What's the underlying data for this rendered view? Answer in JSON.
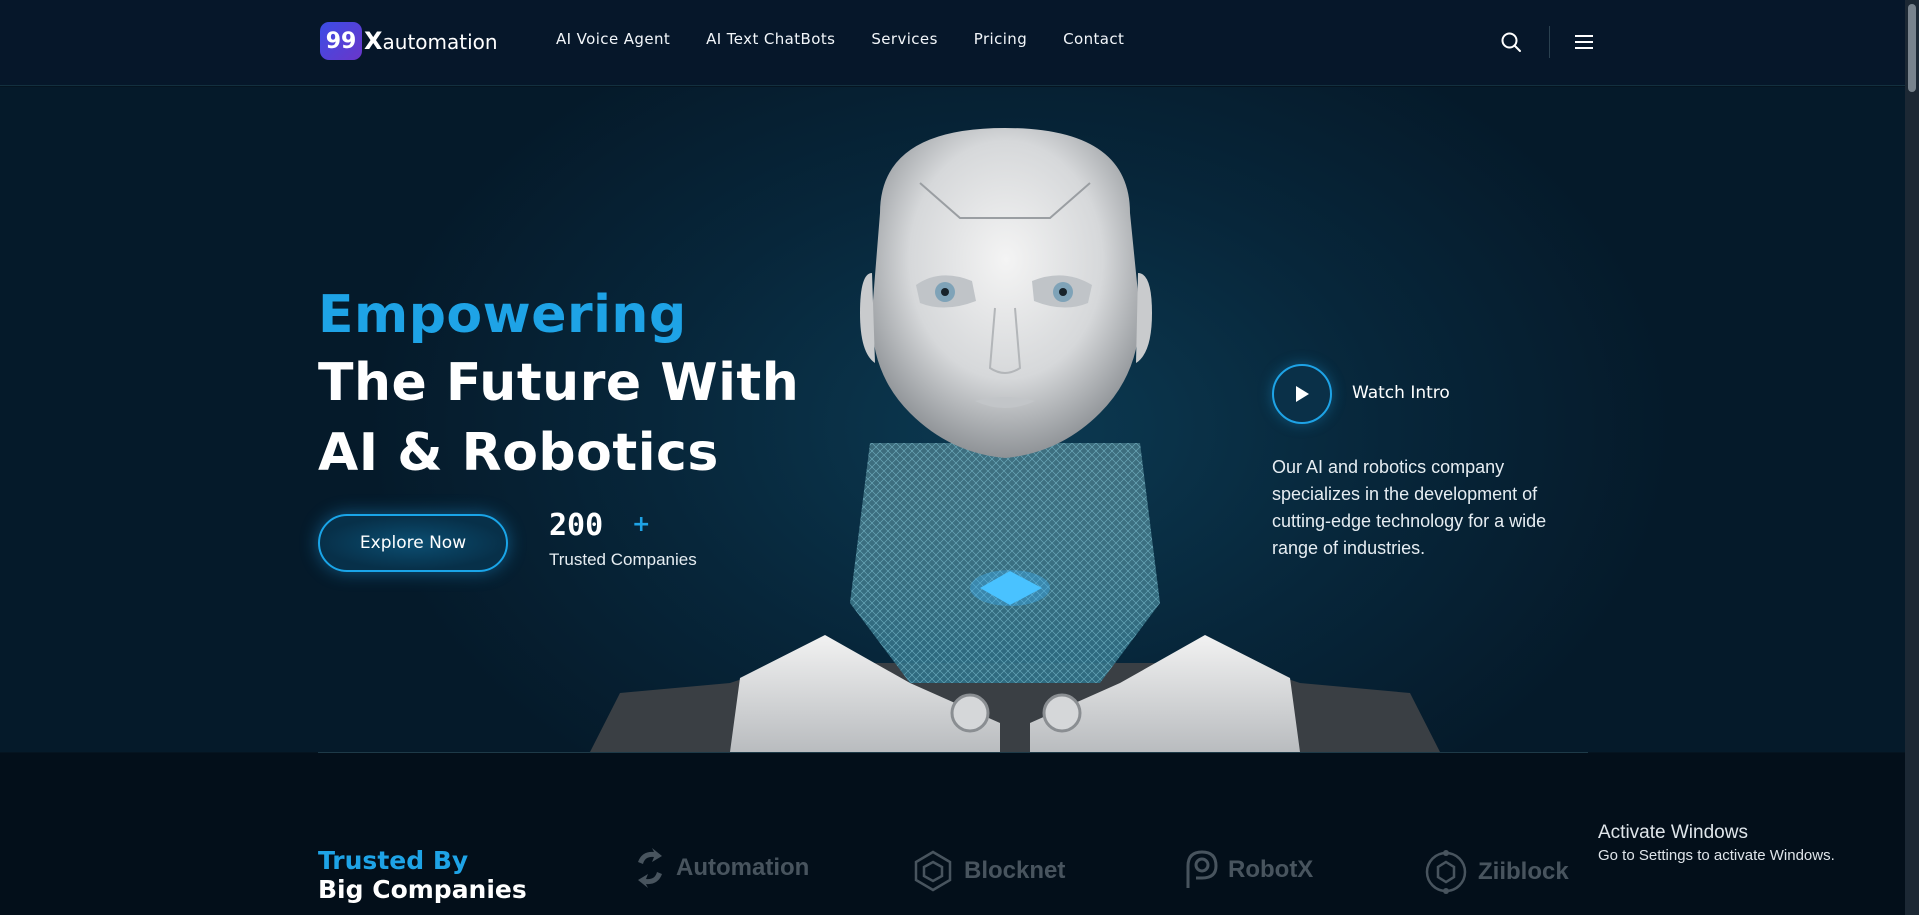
{
  "header": {
    "logo_badge": "99",
    "logo_x": "X",
    "logo_text": "automation",
    "nav": [
      {
        "label": "AI Voice Agent"
      },
      {
        "label": "AI Text ChatBots"
      },
      {
        "label": "Services"
      },
      {
        "label": "Pricing"
      },
      {
        "label": "Contact"
      }
    ],
    "icons": [
      "search-icon",
      "hamburger-menu-icon"
    ]
  },
  "hero": {
    "line1": "Empowering",
    "line2": "The Future With",
    "line3": "AI & Robotics",
    "cta_label": "Explore Now",
    "stat_value": "200",
    "stat_plus": "+",
    "stat_label": "Trusted Companies",
    "watch_label": "Watch Intro",
    "description": "Our AI and robotics company specializes in the development of cutting-edge technology for a wide range of industries."
  },
  "trusted": {
    "title_line1": "Trusted By",
    "title_line2": "Big Companies",
    "brands": [
      {
        "name": "Automation",
        "icon": "automation-logo-icon"
      },
      {
        "name": "Blocknet",
        "icon": "blocknet-logo-icon"
      },
      {
        "name": "RobotX",
        "icon": "robotx-logo-icon"
      },
      {
        "name": "Ziiblock",
        "icon": "ziiblock-logo-icon"
      }
    ]
  },
  "os_overlay": {
    "title": "Activate Windows",
    "subtitle": "Go to Settings to activate Windows."
  },
  "colors": {
    "accent": "#1ea3e6",
    "background": "#051420",
    "text": "#ffffff"
  }
}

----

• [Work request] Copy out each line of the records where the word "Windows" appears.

• [Task result]
    "title": "Activate Windows",
    "subtitle": "Go to Settings to activate Windows."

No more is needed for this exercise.